conformity to a “rule of law,” or conformity to the constraints of a legal system.
This can be inferred from a passage in his Prolegomena to any Future Metaphysics, published
two years prior to the Groundwork. His concern there was about the conformity of objects in the world to “nature” as a system of laws. He posed the following question:
How is it possible to cognize a priori the necessary conformity to law of things
as objects of experience, or: How is it possible in general to cognize a priori the
necessary conformity to law of experience itself with regard to all of its objects?
(Kant 2002, 91/4:296)
Here he is applying the concept of conformity to universal law to objects of nature. He
is asking, essentially, what gives us confidence a priori that nature is a law-governed
system? Science does not discover that nature is a law-goverened system; rather, science presupposes this. Scientists draw conclusions about what causes what based on the idea that nature in general is a coherent system of laws. He clarifies the point as follows:
There are many laws of nature that we can know only through experience, but lawfulness in
the connection of appearances, i.e., nature in general, we cannot come to know through any
experience, because experience itself has need of such laws, which lie a priori at
the basis of its possibility. (Kant 2002, 111/4:318-19)
The general answer Kant gives to the questions he asked above invokes the idea of the unity
of consciousness. His answer is that because the system of laws of human experience is
subjective, although universal, the condition of the systematic unity of nature is
we are not acquainted with nature except as the sum total of appearances . . . and
so we cannot get the laws of [the connection of appearances] from anywhere else except the
principles of their connection in us, i.e., from the conditions of necessary unification in
one consciousness.... (Kant 2002, 111/4:319)
Conformity to universal law in action.
Notice that in the second of the passages just quoted Kant directs attention from particular
laws of nature
to nature’s systematic regularity, or lawfulness: “lawfulness in the connection of
appearances.” By the idea of conformity to universal law in the derivation of the principle
of duty Kant does not refer to conformity to particular laws that are universally valid, as a number of critics have supposed. He
refers instead to systematic lawfulness in human action. He refers to the coherence of an action
with a system of laws regulating human conduct in general. If the action’s maxim, as a
lawlike principle, coheres with the formal requirements of such a system, then it is consistent with

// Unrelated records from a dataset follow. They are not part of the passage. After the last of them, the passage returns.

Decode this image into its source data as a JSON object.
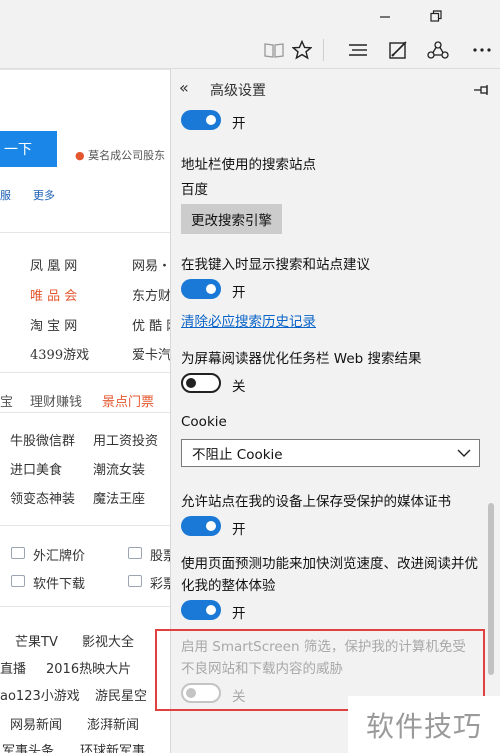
{
  "window": {
    "minimize_icon": "minimize-icon",
    "restore_icon": "restore-icon"
  },
  "toolbar": {
    "icons": [
      "reading-view-icon",
      "favorite-star-icon",
      "hub-icon",
      "web-note-icon",
      "share-icon"
    ]
  },
  "page": {
    "primary_button": "一下",
    "news": "莫名成公司股东",
    "nav_a": "服",
    "nav_b": "更多",
    "sites": [
      [
        "凤 凰 网",
        "网易・"
      ],
      [
        "唯 品 会",
        "东方财"
      ],
      [
        "淘 宝 网",
        "优 酷 网"
      ],
      [
        "4399游戏",
        "爱卡汽"
      ]
    ],
    "tabs": [
      "宝",
      "理财赚钱",
      "景点门票"
    ],
    "grid": [
      [
        "牛股微信群",
        "用工资投资"
      ],
      [
        "进口美食",
        "潮流女装"
      ],
      [
        "领变态神装",
        "魔法王座"
      ]
    ],
    "tools": [
      [
        "外汇牌价",
        "股票"
      ],
      [
        "软件下载",
        "彩票"
      ]
    ],
    "bottom": [
      [
        "芒果TV",
        "影视大全"
      ],
      [
        "直播",
        "2016热映大片"
      ],
      [
        "ao123小游戏",
        "游民星空"
      ],
      [
        "网易新闻",
        "澎湃新闻"
      ],
      [
        "军事头条",
        "环球新军事"
      ]
    ]
  },
  "panel": {
    "title": "高级设置",
    "top_toggle_state": "开",
    "search_engine_label": "地址栏使用的搜索站点",
    "search_engine_value": "百度",
    "change_engine_button": "更改搜索引擎",
    "suggest_label": "在我键入时显示搜索和站点建议",
    "suggest_state": "开",
    "clear_history_link": "清除必应搜索历史记录",
    "taskbar_label": "为屏幕阅读器优化任务栏 Web 搜索结果",
    "taskbar_state": "关",
    "cookie_label": "Cookie",
    "cookie_value": "不阻止 Cookie",
    "media_license_label": "允许站点在我的设备上保存受保护的媒体证书",
    "media_license_state": "开",
    "predict_label": "使用页面预测功能来加快浏览速度、改进阅读并优化我的整体体验",
    "predict_state": "开",
    "smartscreen_label": "启用 SmartScreen 筛选，保护我的计算机免受不良网站和下载内容的威胁",
    "smartscreen_state": "关"
  },
  "watermark": "软件技巧",
  "colors": {
    "accent": "#1a78d6",
    "link": "#0a64c8",
    "highlight_red": "#e04040",
    "page_orange": "#e4572e"
  }
}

duty; otherwise, the action is wrong, morally forbidden (see McCarty 2010). That is how the Kantian principle of duty follows
from the idea of actions’ conformity to universal law. In the second section of the
Groundwork we find confirmation of this point when Kant himself draws the analogy between
conformity to universal law in nature and in human action:
Since the universality of law in accordance with which effects take place
constitutes what is properly called nature in the most general sense (as regards
its form) – that is, the existence of things insofar as it is determined in accordance
with universal laws – the universal imperative of duty can also go as follows:
act as if the maxim of your action were to become by your will a universal law
of nature. (Kant 1997, 31/4:421)
This takes us next to the controversial concept of an action’s maxim:
the form of the action by which its conformity to universal law can be determined.
Aune, Bruce (1979), Kant’s Theory of Morals (Princeton, NJ: Princeton University Press).
Kant, Immanuel (1997), Groundwork of the Metaphysics of Morals, trans. Mary Gregor
(Cambridge: Cambridge University Press).
_____ (2002), Prolegomena to Any Future Metaphysics that will be Able to Come Forward
as a Science, trans. Gary Hatfield, in Theoretical Philosophy after 1781, ed.
Henry Allison and Peter Heath
(Cambridge: Cambridge University Press).
McCarty, Richard (2010), “Kant’s Derivation of the Formula of Universal Law,”
Dialogue 49: 113-33.
Ross, Sir David (1954), Kant’s Ethical Theory, A Commentary on the Grundlegung zur Metaphysik der Sitten (Oxford: Oxford University Press).
Wood, Allen W. (1999), Kant’s Ethical Though (Cambridge: Cambridge University Press).